Fortunately for Evie and her family, Dr. Don Kohn and his team at UCLA, working with a UK-based company called Orchard Therapeutics Ltd., have developed a treatment called OTL-101. This involves taking the patient’s own blood stem cells, genetically modifying them to correct the SCID mutation, and then returning the cells to the patient. Those modified cells create a new blood supply, and repair the child’s immune system.
Evie was treated with OTL-101 when she was a few months old. She is cured. And she isn’t the only one. To date more than 40 children have been treated with this method. All have survived and are doing well.
Because of that success the US Food and Drug Administration (FDA) has granted OTL-101 Rare Pediatric Disease Designation. This status is given to a treatment that targets a serious or life-threatening disease that affects less than 200,000 people, most of whom are under 18 years of age.
The importance of the Rare Pediatric Disease Designation is that it gives the company certain incentives for the therapy’s development, including priority review by the FDA. That means if it continues to show it is safe and effective it may have a faster route to being made more widely available to children in need.
In a news release Anne Dupraz, PhD, Orchard’s Chief Regulatory Officer, welcomed the decision:
“Together with Orphan Drug and Breakthrough Therapy Designations, this additional designation is another important development step for the OTL-101 clinical program. It reflects the potential of this gene therapy treatment to address the significant unmet medical need of children with ADA-SCID and eligibility for a Pediatric Disease Priority Review voucher at time of approval.”
Creating a trend
This is the second time in less than two weeks that a CIRM-funded therapy has been awarded Rare Pediatric Disease designation. Earlier this month Capricor Therapeutics was given that status for its treatment for Duchenne Muscular Dystrophy.
Two other CIRM-funded clinical trials – Humacyte and jCyte – have been given Regenerative Medicine Advanced Therapy Designation (RMAT) by the FDA. This makes them eligible for earlier and faster interactions with the FDA, and also means they may be able to apply for priority review and faster approval.
All these are encouraging signs for a couple of reasons. It suggests that the therapies are showing real promise in clinical trials. And it shows that the FDA is taking steps to encourage those therapies to advance as quickly – and safely of course – as possible.
Credit where credit is due

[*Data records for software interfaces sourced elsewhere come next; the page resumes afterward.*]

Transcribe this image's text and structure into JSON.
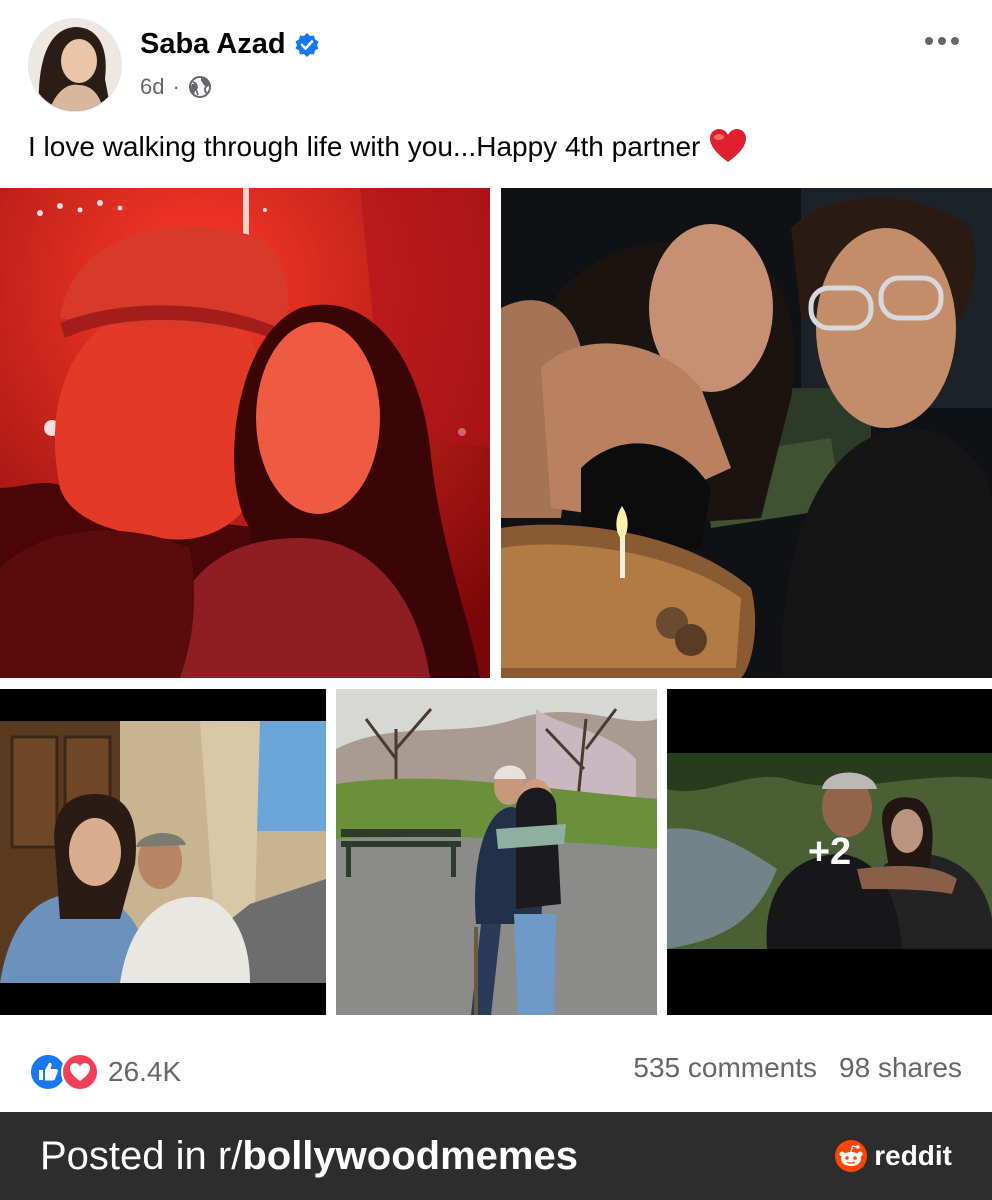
{
  "post": {
    "author": "Saba Azad",
    "verified": true,
    "time": "6d",
    "separator": "·",
    "privacy_icon": "globe-icon",
    "caption": "I love walking through life with you...Happy 4th partner",
    "caption_emoji": "red-heart-icon"
  },
  "photos": {
    "more_count": "+2",
    "items": [
      {
        "description_icon": "photo-red-selfie"
      },
      {
        "description_icon": "photo-birthday-candle"
      },
      {
        "description_icon": "photo-street-sitting"
      },
      {
        "description_icon": "photo-park-hug"
      },
      {
        "description_icon": "photo-lake-hug"
      }
    ]
  },
  "reactions": {
    "icons": [
      "like-icon",
      "love-icon"
    ],
    "count": "26.4K",
    "like_color": "#1877f2",
    "love_color": "#f33e58"
  },
  "engagement": {
    "comments": "535 comments",
    "shares": "98 shares"
  },
  "footer": {
    "prefix": "Posted in r/",
    "subreddit": "bollywoodmemes",
    "brand": "reddit",
    "brand_color": "#ff4500"
  }
}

In the past we have been actively critical of the FDA’s sluggish pace in moving stem cell therapies out of the lab and into clinical trials where they can be tested in people. So when the FDA does show signs of changing the way it works it’s appropriate that that we are actively supportive.

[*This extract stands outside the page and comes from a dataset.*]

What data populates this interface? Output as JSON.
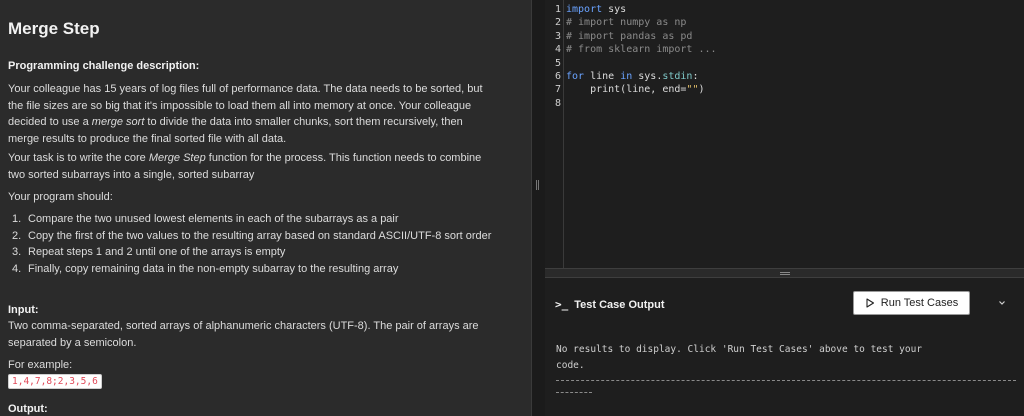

Getting these designations is, of course, no guarantee the therapies will ultimately prove to be successful. But if they are, creating faster pathways means they can get to patients, the people who really need them, at a much faster pace.